The 250 was basically the 1983 Maico, with all the warts removed, and a water-cooled barrel. The fins were gone, but the old drum brakes were still used at both ends.

A deal was worked out with Ted Lapadaikis, the force behind the Hercules Distributing Company that handled Sachs and KTM in years past. The "new" bike was called the M-Star, a truly dumb sounding name.

The 250 was basically the 1983 Maico, with all the warts removed, and a water-cooled barrel. The fins were gone, but the old drum brakes were still used at both ends.

Who Killed Maico?
The M-Star 500 Supercross was exactly a 1983 Maico, fins and all. A few low-quality decals were slapped on the tank to make it look different. The "Supercross" name showed the complete lack of familiarity with the American dirt bike market. Open class bikes were not even raced in Supercross. And the fact that all the big changes were given to the 250 instead of the 500, displayed an almost complete ignorance of the track record of sales. The big Maicos always outsold the 250s on at least a three-to-one basis, often more.

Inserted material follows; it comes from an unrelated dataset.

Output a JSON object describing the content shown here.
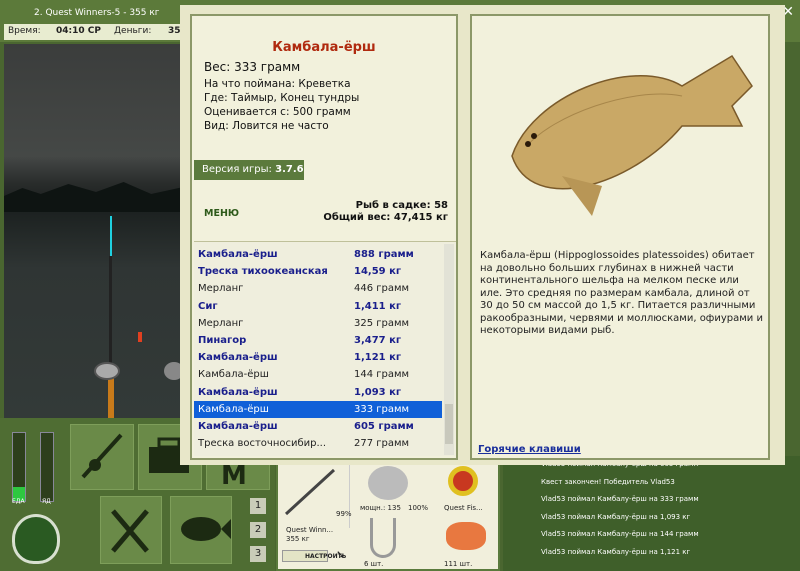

With lackadaisical advertising, virtually no promotion, a feeble racing effort fielded by a few local second-stringers, and a near-hostile relationship with the motorcycle magazines, M-Star faded from sight within a year. Few bemoaned the passing.
The Maisch brothers soon became history. Too many bad memories, too much of a bad track record to overcome, and a general inability to function in a business-like manner, had the doors of the factory closed, and the government put it in receivership.
The take-over had now become a farce. And a sad one at that. Over the next few years, a number of companies tried to revive interest in the marque. There were enough parts left over to build some bikes, and that truly amazing 490 engine retained enough power from its glory days to make it fun to ride.

But nothing serious happened. Right now, another small concern is bringing the Maico in to this country in limited numbers. Mostly, though, it remains a curiosity, and is purchased by people who fondly remember the days when Maico was the king.

What's left of the family (Otto Maisch died a few years ago), is still trying to find some justice. A mass of evidence of the deliberate sabotage in 1982/83 was found and taken from the abandoned factory.

When they tried to bring this before the German courts in the hope of recovering the factory and restoring Maico, they were met with stony silence. No one wants to admit that they are wrong, least of all, the legal system. Then there's the fear of admitting that some German products were faulty, and this would hurt the image of German exports world-wide.
What will happen?
We don't know. It would be fascinating to see the German judicial system review the case, now that these heretofore unknown documents have surfaced.

To those of us who used to dearly loved the fabulous old Maicos, perhaps a simple case of justice properly served might be satisfying.

Meanwhile, hang on to that grand old 1981 490. Someday, it'll be a collectors prize!